For those who haven’t yet seen the film you should know there will be NO SPOILERS in this review as to guilt or innocence. Such a fan am I of the movie, that I’ll let you discover the strange wonderment that is Hard Candy all by yourself.
So what’s it about and who plays who? Said ‘girl’ is played by Ellen Page, and despite the fact that this seemed like the first film I had even seen her in, she had in fact made over fifteen other film and TV shows before this. When the film was released (2005) she was 18, though watching the film she seems (granted intentionally) a lot younger. The man in question is played by Patrick Wilson (Phantom of the Opera, Angels in America) and the two play off of each other phenomenally. Although slightly disturbing, the two have fantastic on screen chemistry together which considering the film has only 2 notable sets and takes place in the span of one day, is quite a considerable triumph!
They are dark, yet so so simple.

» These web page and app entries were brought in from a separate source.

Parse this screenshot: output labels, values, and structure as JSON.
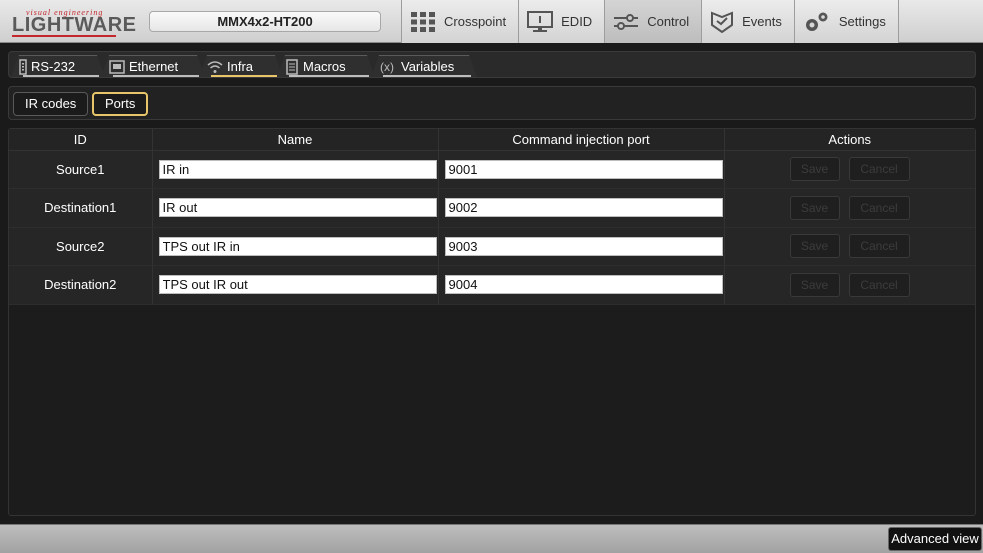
{
  "brand": {
    "tagline": "visual engineering",
    "name": "LIGHTWARE"
  },
  "device": {
    "name": "MMX4x2-HT200"
  },
  "nav": {
    "items": [
      {
        "label": "Crosspoint",
        "icon": "grid-icon"
      },
      {
        "label": "EDID",
        "icon": "monitor-icon"
      },
      {
        "label": "Control",
        "icon": "sliders-icon",
        "active": true
      },
      {
        "label": "Events",
        "icon": "events-icon"
      },
      {
        "label": "Settings",
        "icon": "gear-icon"
      }
    ]
  },
  "tabs": [
    {
      "label": "RS-232",
      "icon": "serial-icon"
    },
    {
      "label": "Ethernet",
      "icon": "ethernet-icon"
    },
    {
      "label": "Infra",
      "icon": "infrared-icon",
      "active": true
    },
    {
      "label": "Macros",
      "icon": "document-icon"
    },
    {
      "label": "Variables",
      "icon": "variable-icon"
    }
  ],
  "subtabs": [
    {
      "label": "IR codes"
    },
    {
      "label": "Ports",
      "selected": true
    }
  ],
  "table": {
    "headers": {
      "id": "ID",
      "name": "Name",
      "port": "Command injection port",
      "actions": "Actions"
    },
    "rows": [
      {
        "id": "Source1",
        "name": "IR in",
        "port": "9001"
      },
      {
        "id": "Destination1",
        "name": "IR out",
        "port": "9002"
      },
      {
        "id": "Source2",
        "name": "TPS out IR in",
        "port": "9003"
      },
      {
        "id": "Destination2",
        "name": "TPS out IR out",
        "port": "9004"
      }
    ],
    "save_label": "Save",
    "cancel_label": "Cancel"
  },
  "footer": {
    "advanced_view_label": "Advanced view"
  },
  "colors": {
    "accent": "#e8c56a",
    "brand_red": "#c4262e"
  }
}
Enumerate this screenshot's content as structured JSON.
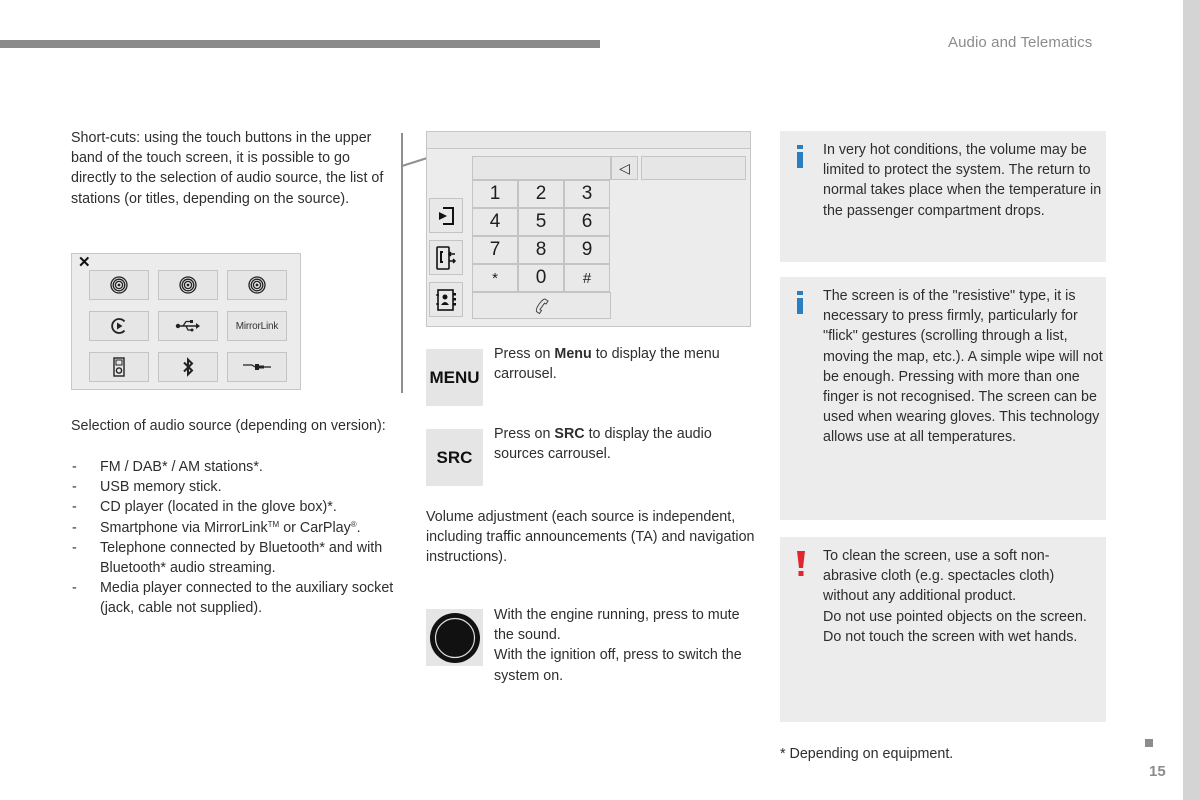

Shot in 18 days for under $1m, the film was inspired by a story, producer David Higgins had read of Japanese school girls ambushing men who surfed the internet looking for underage dates. With Brian Nelson (the screenwriter) at the helm, the story was developed into Hard Candy, named as such as it implies both sweetness and spice.
Considering the film lends itself to the talent of two men is interesting considering the finely tuned, perfectly developed character of Hayley, a girl. Mixing both her naivety and strength was superbly done highlighting female adolescence perfectly. It is this mixture of strength and naivety that makes Hayley such an intriguing character, one minute she is hormonally charged, as you would expect from a 14 year old in such circumstances, and then next she is calculated, cold and ruthless. What transpires throughout the film will entice both men and women alike.
No doubt many women having watched the film would have had the same conversations I had with my female friends, what would you do in that situation. No doubt the men will be asking similar questions, but based on different reasons I suspect! For these reasons Hard Candy is extremely provocative and well thought out.
The film works as it does in large part due to the likability although somewhat sleazy demeanor of Patrick Wilson. Throughout the film we are genuinely captivated by his vulnerability and question whether or not he is what he is accused of being. The question of Jeff’s guilt is left cleverly open preventing the audience from siding with either of the two as they play off of each other in a somewhat sexual manner. Both characters are intrinsically liked, one unable to exist without the other, and it is this conundrum which is absorbing.